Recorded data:
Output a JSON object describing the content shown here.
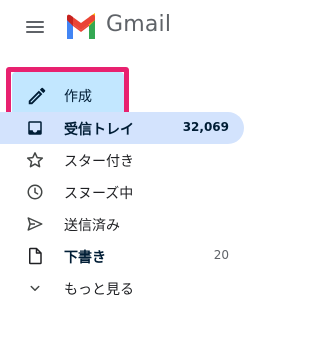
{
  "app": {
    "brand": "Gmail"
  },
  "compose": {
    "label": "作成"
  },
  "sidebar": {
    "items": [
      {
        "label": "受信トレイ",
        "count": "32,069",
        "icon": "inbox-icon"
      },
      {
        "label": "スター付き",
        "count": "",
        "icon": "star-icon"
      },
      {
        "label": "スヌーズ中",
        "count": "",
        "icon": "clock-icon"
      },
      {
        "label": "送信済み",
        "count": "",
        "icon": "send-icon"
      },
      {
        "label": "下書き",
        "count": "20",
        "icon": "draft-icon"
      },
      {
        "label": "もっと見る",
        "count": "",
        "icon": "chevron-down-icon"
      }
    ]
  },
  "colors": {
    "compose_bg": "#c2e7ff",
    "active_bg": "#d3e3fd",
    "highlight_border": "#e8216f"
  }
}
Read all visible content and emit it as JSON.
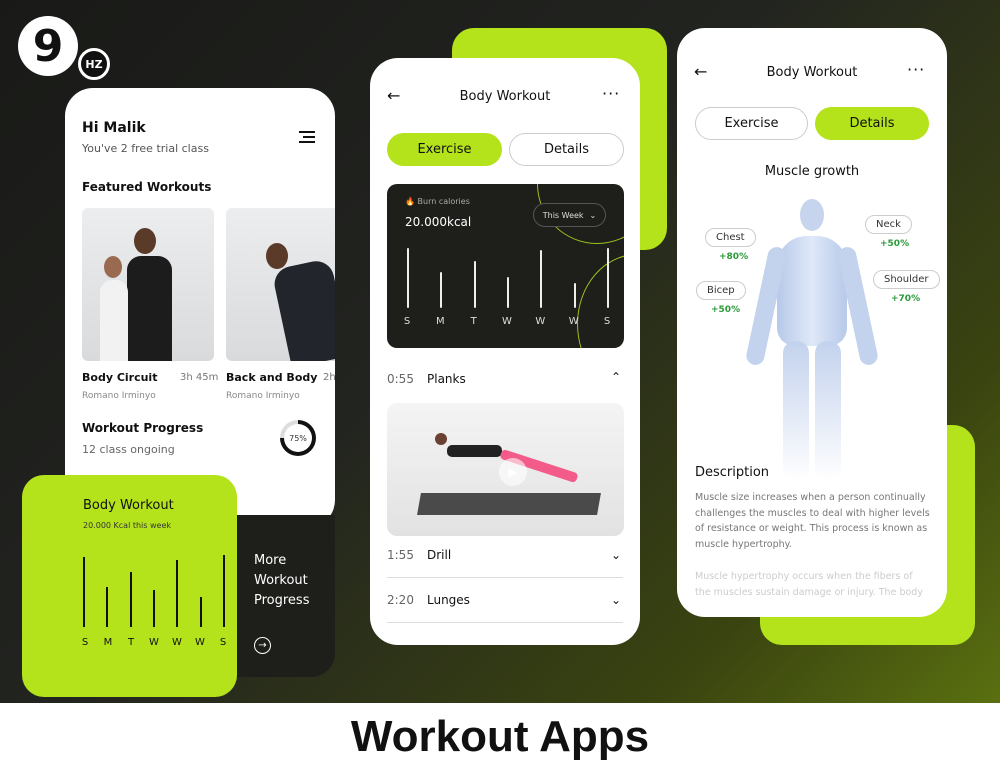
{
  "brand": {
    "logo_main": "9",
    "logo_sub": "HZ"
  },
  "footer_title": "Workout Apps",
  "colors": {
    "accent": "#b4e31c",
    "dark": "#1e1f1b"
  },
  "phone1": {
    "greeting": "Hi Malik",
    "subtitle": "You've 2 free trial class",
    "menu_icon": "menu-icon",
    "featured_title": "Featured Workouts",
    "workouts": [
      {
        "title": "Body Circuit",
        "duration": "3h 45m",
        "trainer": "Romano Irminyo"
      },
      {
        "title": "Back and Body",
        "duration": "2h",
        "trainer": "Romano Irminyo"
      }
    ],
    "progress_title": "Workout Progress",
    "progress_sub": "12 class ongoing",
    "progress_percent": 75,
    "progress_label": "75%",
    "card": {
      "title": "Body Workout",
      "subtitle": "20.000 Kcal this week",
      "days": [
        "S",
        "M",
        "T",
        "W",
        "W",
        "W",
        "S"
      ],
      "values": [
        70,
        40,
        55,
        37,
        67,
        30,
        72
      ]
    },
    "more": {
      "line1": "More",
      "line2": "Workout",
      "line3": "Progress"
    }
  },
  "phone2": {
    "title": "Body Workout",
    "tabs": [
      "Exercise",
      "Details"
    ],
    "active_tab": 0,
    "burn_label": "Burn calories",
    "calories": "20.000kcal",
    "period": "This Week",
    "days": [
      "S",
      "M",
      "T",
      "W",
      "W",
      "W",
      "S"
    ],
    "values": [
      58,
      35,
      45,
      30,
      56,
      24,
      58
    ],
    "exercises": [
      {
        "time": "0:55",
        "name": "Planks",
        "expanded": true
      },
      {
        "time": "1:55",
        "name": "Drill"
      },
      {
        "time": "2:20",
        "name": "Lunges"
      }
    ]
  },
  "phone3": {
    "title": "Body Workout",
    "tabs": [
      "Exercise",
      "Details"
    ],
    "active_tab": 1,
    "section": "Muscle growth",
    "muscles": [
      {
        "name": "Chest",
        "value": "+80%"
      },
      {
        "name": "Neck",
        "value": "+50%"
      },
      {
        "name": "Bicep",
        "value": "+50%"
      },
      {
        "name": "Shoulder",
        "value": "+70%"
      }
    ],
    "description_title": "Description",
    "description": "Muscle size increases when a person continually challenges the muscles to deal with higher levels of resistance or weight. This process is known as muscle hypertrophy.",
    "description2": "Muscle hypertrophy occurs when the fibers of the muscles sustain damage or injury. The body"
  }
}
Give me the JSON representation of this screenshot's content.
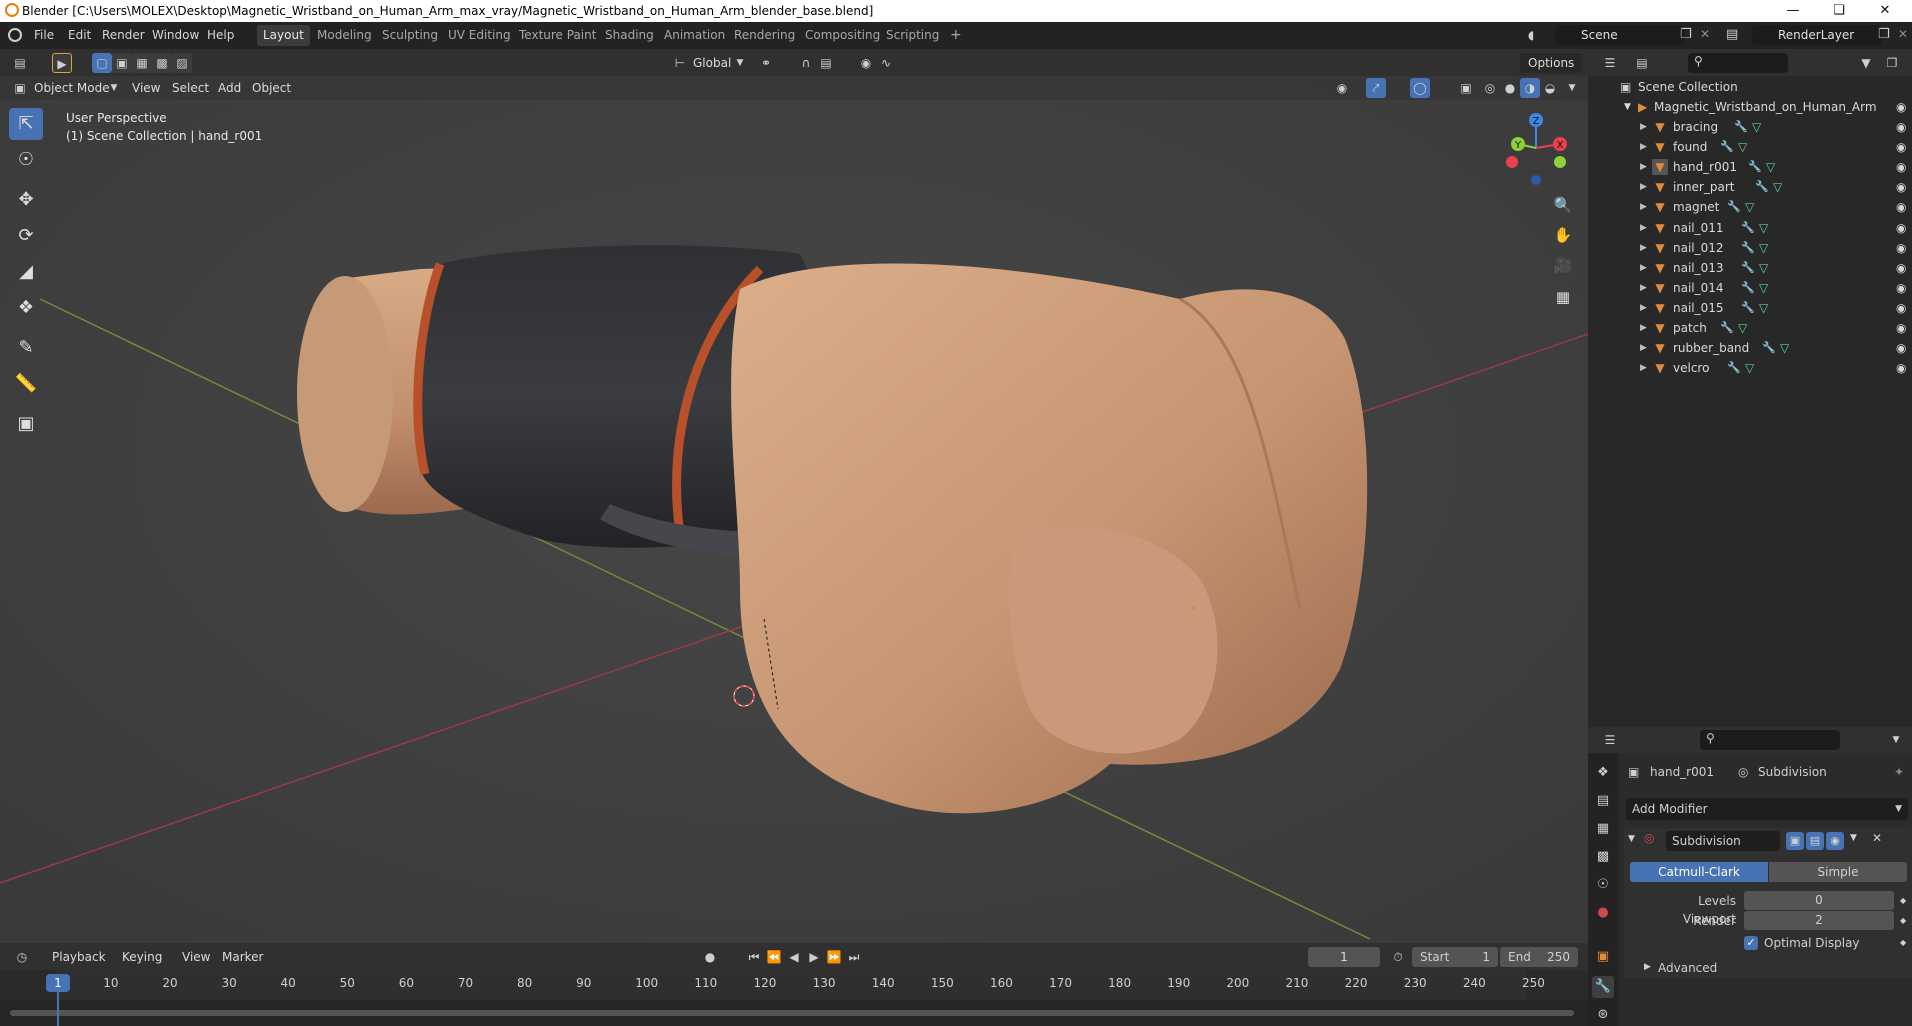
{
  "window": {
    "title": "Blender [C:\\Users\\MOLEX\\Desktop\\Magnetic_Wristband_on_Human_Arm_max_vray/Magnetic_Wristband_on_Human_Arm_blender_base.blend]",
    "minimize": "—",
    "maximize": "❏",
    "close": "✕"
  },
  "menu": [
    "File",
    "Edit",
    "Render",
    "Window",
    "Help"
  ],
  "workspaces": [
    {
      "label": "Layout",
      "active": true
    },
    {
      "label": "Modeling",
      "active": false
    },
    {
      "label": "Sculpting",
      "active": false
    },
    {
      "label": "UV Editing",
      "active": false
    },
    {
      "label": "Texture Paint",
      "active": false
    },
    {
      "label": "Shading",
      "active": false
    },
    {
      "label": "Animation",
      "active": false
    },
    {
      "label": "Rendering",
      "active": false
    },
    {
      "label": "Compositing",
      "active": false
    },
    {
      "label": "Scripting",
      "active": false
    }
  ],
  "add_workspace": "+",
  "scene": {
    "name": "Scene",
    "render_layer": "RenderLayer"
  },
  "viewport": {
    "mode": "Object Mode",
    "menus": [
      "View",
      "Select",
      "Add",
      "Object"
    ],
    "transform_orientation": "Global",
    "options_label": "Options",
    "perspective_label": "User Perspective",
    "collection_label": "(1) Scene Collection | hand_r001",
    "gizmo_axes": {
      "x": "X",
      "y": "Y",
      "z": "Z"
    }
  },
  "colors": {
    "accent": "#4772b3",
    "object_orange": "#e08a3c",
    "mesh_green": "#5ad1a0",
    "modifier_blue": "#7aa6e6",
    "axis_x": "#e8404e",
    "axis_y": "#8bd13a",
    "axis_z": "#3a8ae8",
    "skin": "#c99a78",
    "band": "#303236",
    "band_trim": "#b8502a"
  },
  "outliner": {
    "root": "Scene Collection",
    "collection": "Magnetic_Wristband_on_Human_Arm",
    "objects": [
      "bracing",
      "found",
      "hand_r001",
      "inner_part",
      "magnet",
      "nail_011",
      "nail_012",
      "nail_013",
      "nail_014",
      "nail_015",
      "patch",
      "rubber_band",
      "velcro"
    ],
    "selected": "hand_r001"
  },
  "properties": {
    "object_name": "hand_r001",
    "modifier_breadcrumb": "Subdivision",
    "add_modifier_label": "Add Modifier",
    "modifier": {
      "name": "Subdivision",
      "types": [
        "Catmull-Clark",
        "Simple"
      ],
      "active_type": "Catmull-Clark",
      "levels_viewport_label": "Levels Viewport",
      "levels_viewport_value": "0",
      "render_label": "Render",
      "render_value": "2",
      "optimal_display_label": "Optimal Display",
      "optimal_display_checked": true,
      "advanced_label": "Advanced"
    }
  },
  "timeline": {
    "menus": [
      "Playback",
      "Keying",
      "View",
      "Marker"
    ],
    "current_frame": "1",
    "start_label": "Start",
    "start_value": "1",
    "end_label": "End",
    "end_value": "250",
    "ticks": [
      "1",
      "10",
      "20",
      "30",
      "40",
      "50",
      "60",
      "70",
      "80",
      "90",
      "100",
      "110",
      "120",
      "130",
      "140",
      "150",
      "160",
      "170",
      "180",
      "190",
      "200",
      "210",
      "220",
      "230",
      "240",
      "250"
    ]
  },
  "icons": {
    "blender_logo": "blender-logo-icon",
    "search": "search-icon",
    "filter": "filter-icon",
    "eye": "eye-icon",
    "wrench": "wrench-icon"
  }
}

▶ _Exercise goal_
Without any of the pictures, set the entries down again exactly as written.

▶ _Answer section_
Output a JSON object describing the content shown here.
{
  "app": {
    "brand": "Gmail"
  },
  "compose": {
    "label": "作成"
  },
  "sidebar": {
    "items": [
      {
        "label": "受信トレイ",
        "count": "32,069",
        "icon": "inbox-icon"
      },
      {
        "label": "スター付き",
        "count": "",
        "icon": "star-icon"
      },
      {
        "label": "スヌーズ中",
        "count": "",
        "icon": "clock-icon"
      },
      {
        "label": "送信済み",
        "count": "",
        "icon": "send-icon"
      },
      {
        "label": "下書き",
        "count": "20",
        "icon": "draft-icon"
      },
      {
        "label": "もっと見る",
        "count": "",
        "icon": "chevron-down-icon"
      }
    ]
  },
  "colors": {
    "compose_bg": "#c2e7ff",
    "active_bg": "#d3e3fd",
    "highlight_border": "#e8216f"
  }
}
Read all visible content and emit it as JSON.
{
  "brand": {
    "logo_main": "9",
    "logo_sub": "HZ"
  },
  "footer_title": "Workout Apps",
  "colors": {
    "accent": "#b4e31c",
    "dark": "#1e1f1b"
  },
  "phone1": {
    "greeting": "Hi Malik",
    "subtitle": "You've 2 free trial class",
    "menu_icon": "menu-icon",
    "featured_title": "Featured Workouts",
    "workouts": [
      {
        "title": "Body Circuit",
        "duration": "3h 45m",
        "trainer": "Romano Irminyo"
      },
      {
        "title": "Back and Body",
        "duration": "2h",
        "trainer": "Romano Irminyo"
      }
    ],
    "progress_title": "Workout Progress",
    "progress_sub": "12 class ongoing",
    "progress_percent": 75,
    "progress_label": "75%",
    "card": {
      "title": "Body Workout",
      "subtitle": "20.000 Kcal this week",
      "days": [
        "S",
        "M",
        "T",
        "W",
        "W",
        "W",
        "S"
      ],
      "values": [
        70,
        40,
        55,
        37,
        67,
        30,
        72
      ]
    },
    "more": {
      "line1": "More",
      "line2": "Workout",
      "line3": "Progress"
    }
  },
  "phone2": {
    "title": "Body Workout",
    "tabs": [
      "Exercise",
      "Details"
    ],
    "active_tab": 0,
    "burn_label": "Burn calories",
    "calories": "20.000kcal",
    "period": "This Week",
    "days": [
      "S",
      "M",
      "T",
      "W",
      "W",
      "W",
      "S"
    ],
    "values": [
      58,
      35,
      45,
      30,
      56,
      24,
      58
    ],
    "exercises": [
      {
        "time": "0:55",
        "name": "Planks",
        "expanded": true
      },
      {
        "time": "1:55",
        "name": "Drill"
      },
      {
        "time": "2:20",
        "name": "Lunges"
      }
    ]
  },
  "phone3": {
    "title": "Body Workout",
    "tabs": [
      "Exercise",
      "Details"
    ],
    "active_tab": 1,
    "section": "Muscle growth",
    "muscles": [
      {
        "name": "Chest",
        "value": "+80%"
      },
      {
        "name": "Neck",
        "value": "+50%"
      },
      {
        "name": "Bicep",
        "value": "+50%"
      },
      {
        "name": "Shoulder",
        "value": "+70%"
      }
    ],
    "description_title": "Description",
    "description": "Muscle size increases when a person continually challenges the muscles to deal with higher levels of resistance or weight. This process is known as muscle hypertrophy.",
    "description2": "Muscle hypertrophy occurs when the fibers of the muscles sustain damage or injury. The body"
  }
}
Give me the JSON representation of this screenshot's content.
{
  "window": {
    "title": "Blender [C:\\Users\\MOLEX\\Desktop\\Magnetic_Wristband_on_Human_Arm_max_vray/Magnetic_Wristband_on_Human_Arm_blender_base.blend]",
    "minimize": "—",
    "maximize": "❏",
    "close": "✕"
  },
  "menu": [
    "File",
    "Edit",
    "Render",
    "Window",
    "Help"
  ],
  "workspaces": [
    {
      "label": "Layout",
      "active": true
    },
    {
      "label": "Modeling",
      "active": false
    },
    {
      "label": "Sculpting",
      "active": false
    },
    {
      "label": "UV Editing",
      "active": false
    },
    {
      "label": "Texture Paint",
      "active": false
    },
    {
      "label": "Shading",
      "active": false
    },
    {
      "label": "Animation",
      "active": false
    },
    {
      "label": "Rendering",
      "active": false
    },
    {
      "label": "Compositing",
      "active": false
    },
    {
      "label": "Scripting",
      "active": false
    }
  ],
  "add_workspace": "+",
  "scene": {
    "name": "Scene",
    "render_layer": "RenderLayer"
  },
  "viewport": {
    "mode": "Object Mode",
    "menus": [
      "View",
      "Select",
      "Add",
      "Object"
    ],
    "transform_orientation": "Global",
    "options_label": "Options",
    "perspective_label": "User Perspective",
    "collection_label": "(1) Scene Collection | hand_r001",
    "gizmo_axes": {
      "x": "X",
      "y": "Y",
      "z": "Z"
    }
  },
  "colors": {
    "accent": "#4772b3",
    "object_orange": "#e08a3c",
    "mesh_green": "#5ad1a0",
    "modifier_blue": "#7aa6e6",
    "axis_x": "#e8404e",
    "axis_y": "#8bd13a",
    "axis_z": "#3a8ae8",
    "skin": "#c99a78",
    "band": "#303236",
    "band_trim": "#b8502a"
  },
  "outliner": {
    "root": "Scene Collection",
    "collection": "Magnetic_Wristband_on_Human_Arm",
    "objects": [
      "bracing",
      "found",
      "hand_r001",
      "inner_part",
      "magnet",
      "nail_011",
      "nail_012",
      "nail_013",
      "nail_014",
      "nail_015",
      "patch",
      "rubber_band",
      "velcro"
    ],
    "selected": "hand_r001"
  },
  "properties": {
    "object_name": "hand_r001",
    "modifier_breadcrumb": "Subdivision",
    "add_modifier_label": "Add Modifier",
    "modifier": {
      "name": "Subdivision",
      "types": [
        "Catmull-Clark",
        "Simple"
      ],
      "active_type": "Catmull-Clark",
      "levels_viewport_label": "Levels Viewport",
      "levels_viewport_value": "0",
      "render_label": "Render",
      "render_value": "2",
      "optimal_display_label": "Optimal Display",
      "optimal_display_checked": true,
      "advanced_label": "Advanced"
    }
  },
  "timeline": {
    "menus": [
      "Playback",
      "Keying",
      "View",
      "Marker"
    ],
    "current_frame": "1",
    "start_label": "Start",
    "start_value": "1",
    "end_label": "End",
    "end_value": "250",
    "ticks": [
      "1",
      "10",
      "20",
      "30",
      "40",
      "50",
      "60",
      "70",
      "80",
      "90",
      "100",
      "110",
      "120",
      "130",
      "140",
      "150",
      "160",
      "170",
      "180",
      "190",
      "200",
      "210",
      "220",
      "230",
      "240",
      "250"
    ]
  },
  "icons": {
    "blender_logo": "blender-logo-icon",
    "search": "search-icon",
    "filter": "filter-icon",
    "eye": "eye-icon",
    "wrench": "wrench-icon"
  }
}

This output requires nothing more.